--- Entries taken from a collection ---
Start of Block
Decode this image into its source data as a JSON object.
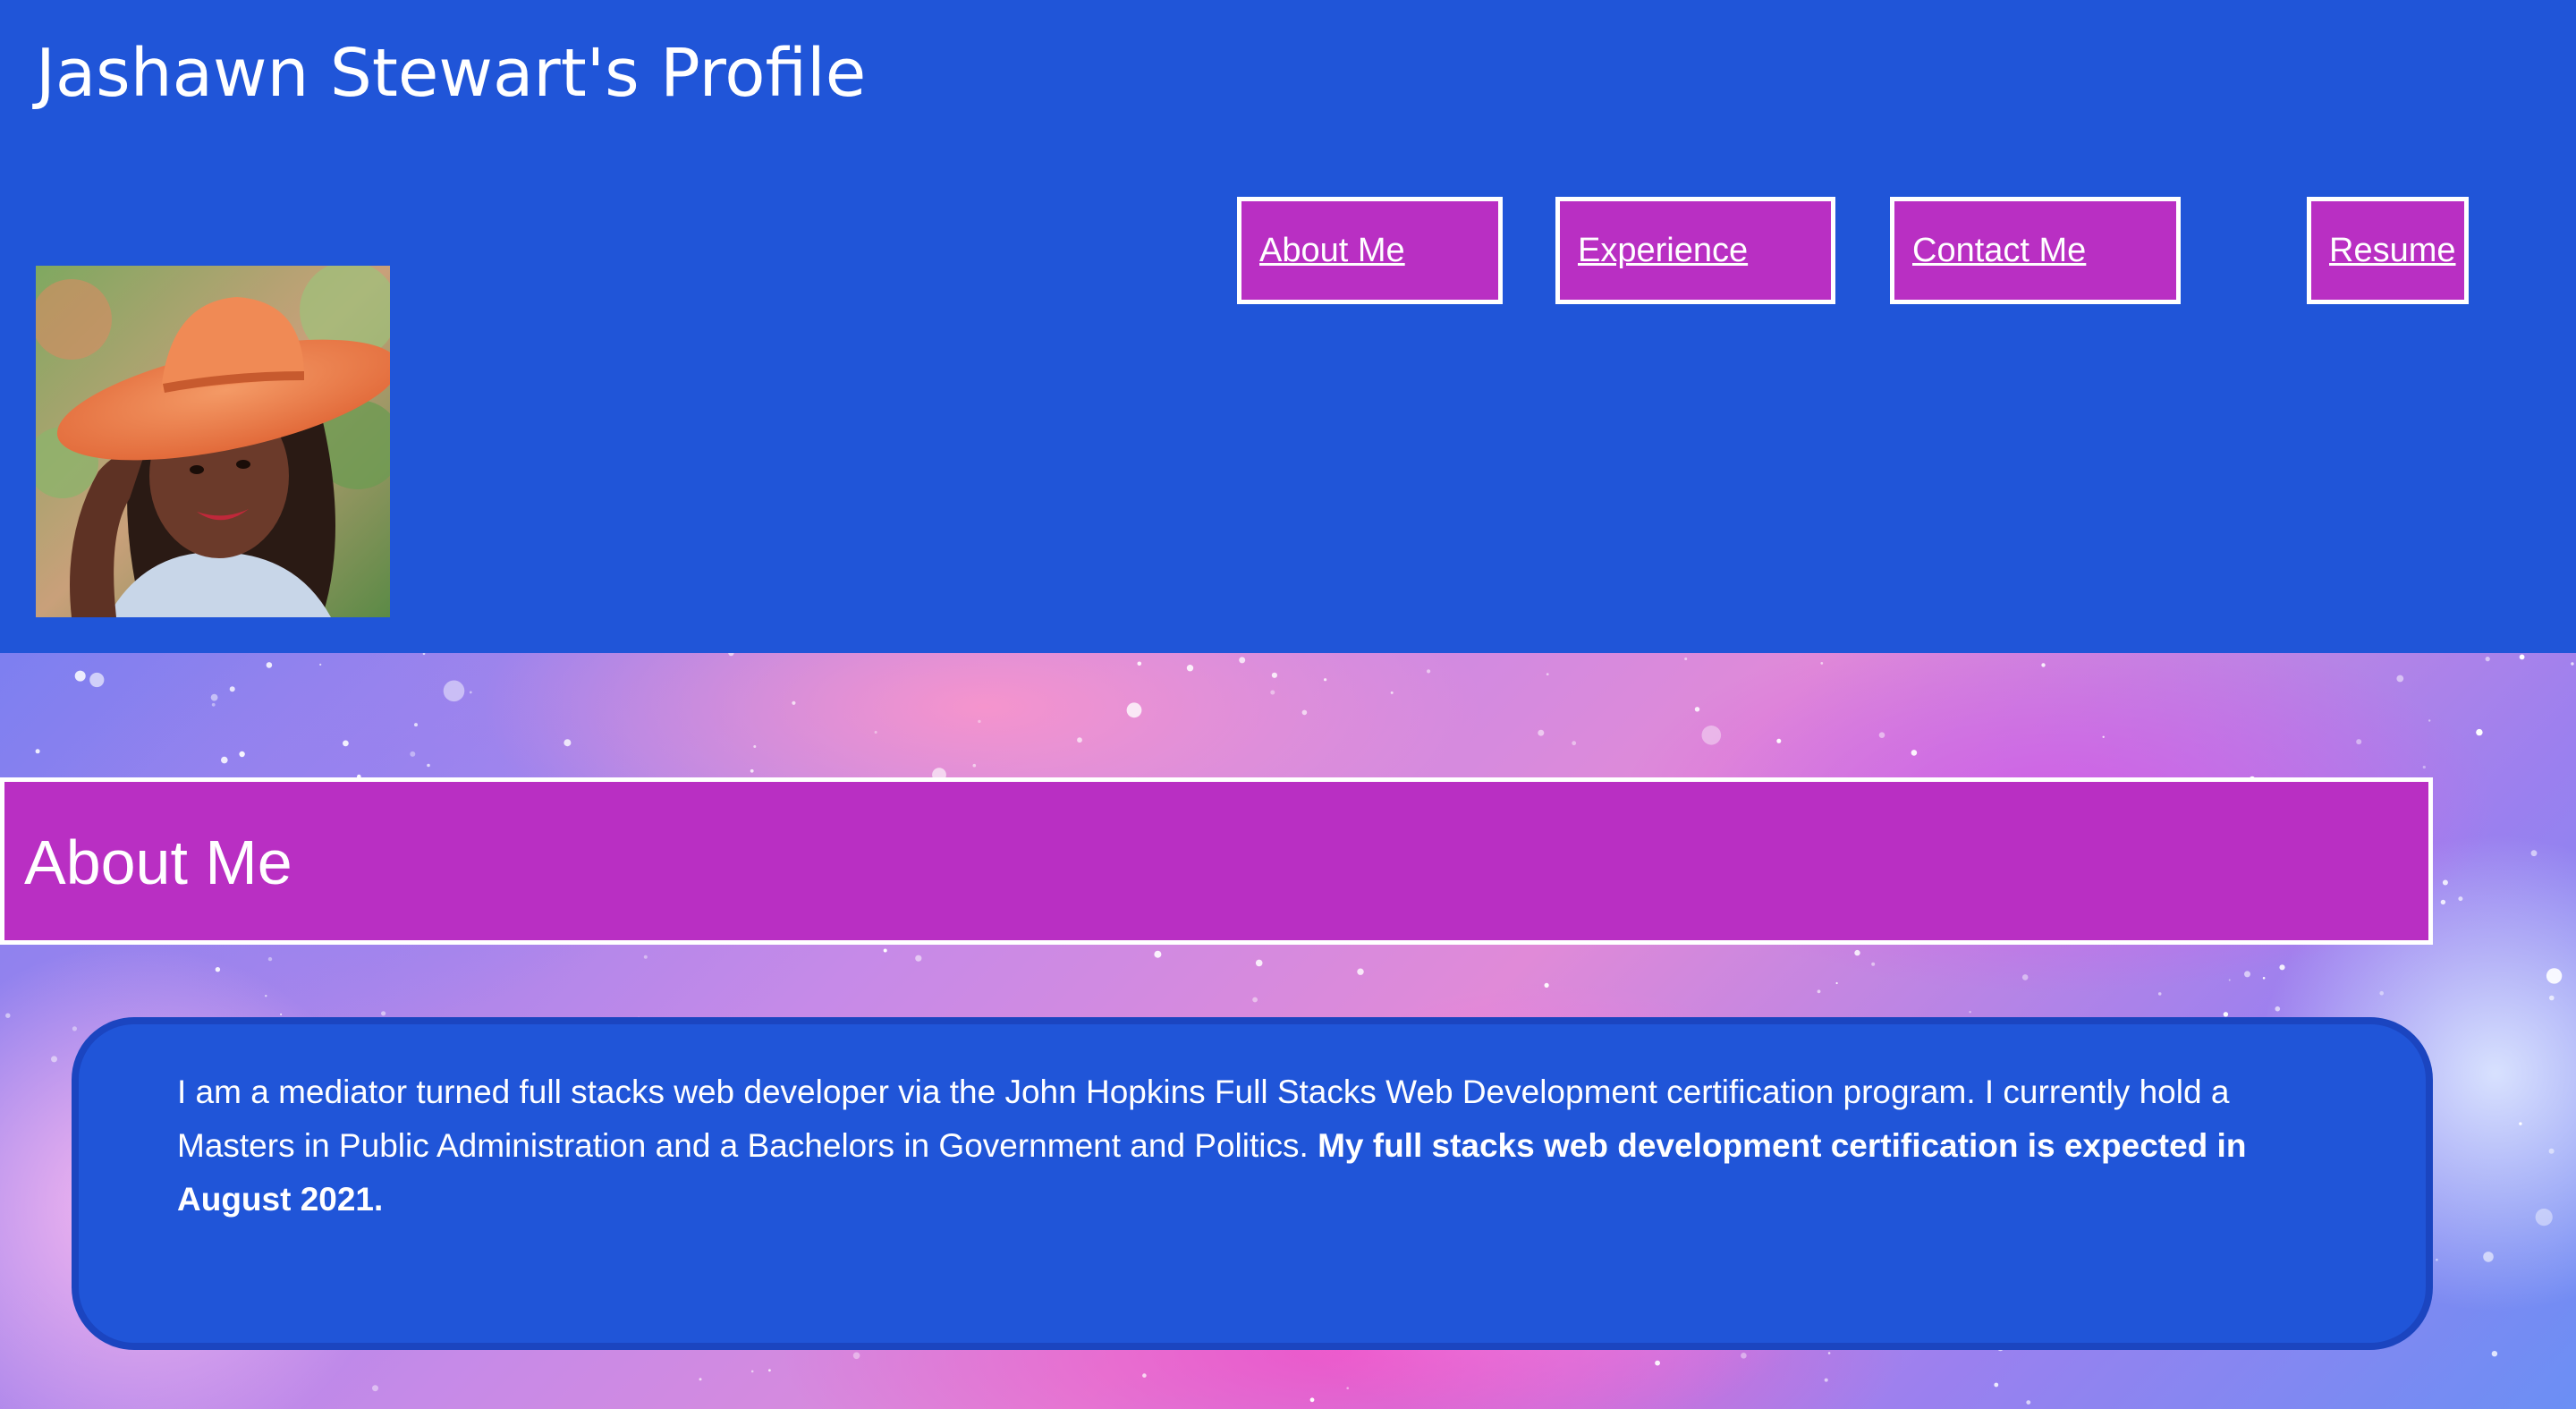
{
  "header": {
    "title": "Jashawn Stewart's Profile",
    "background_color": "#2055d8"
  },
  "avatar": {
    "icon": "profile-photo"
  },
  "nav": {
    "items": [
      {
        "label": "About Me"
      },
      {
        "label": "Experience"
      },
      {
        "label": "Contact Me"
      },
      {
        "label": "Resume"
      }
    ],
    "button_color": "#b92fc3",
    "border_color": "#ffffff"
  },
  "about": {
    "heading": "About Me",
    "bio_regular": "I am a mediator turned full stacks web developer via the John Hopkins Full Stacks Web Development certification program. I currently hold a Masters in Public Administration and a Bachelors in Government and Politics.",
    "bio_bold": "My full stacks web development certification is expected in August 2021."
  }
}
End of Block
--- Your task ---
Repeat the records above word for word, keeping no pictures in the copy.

--- Result ---
Decode this image into its source data as a JSON object.
{
  "header": {
    "title": "Jashawn Stewart's Profile",
    "background_color": "#2055d8"
  },
  "avatar": {
    "icon": "profile-photo"
  },
  "nav": {
    "items": [
      {
        "label": "About Me"
      },
      {
        "label": "Experience"
      },
      {
        "label": "Contact Me"
      },
      {
        "label": "Resume"
      }
    ],
    "button_color": "#b92fc3",
    "border_color": "#ffffff"
  },
  "about": {
    "heading": "About Me",
    "bio_regular": "I am a mediator turned full stacks web developer via the John Hopkins Full Stacks Web Development certification program. I currently hold a Masters in Public Administration and a Bachelors in Government and Politics.",
    "bio_bold": "My full stacks web development certification is expected in August 2021."
  }
}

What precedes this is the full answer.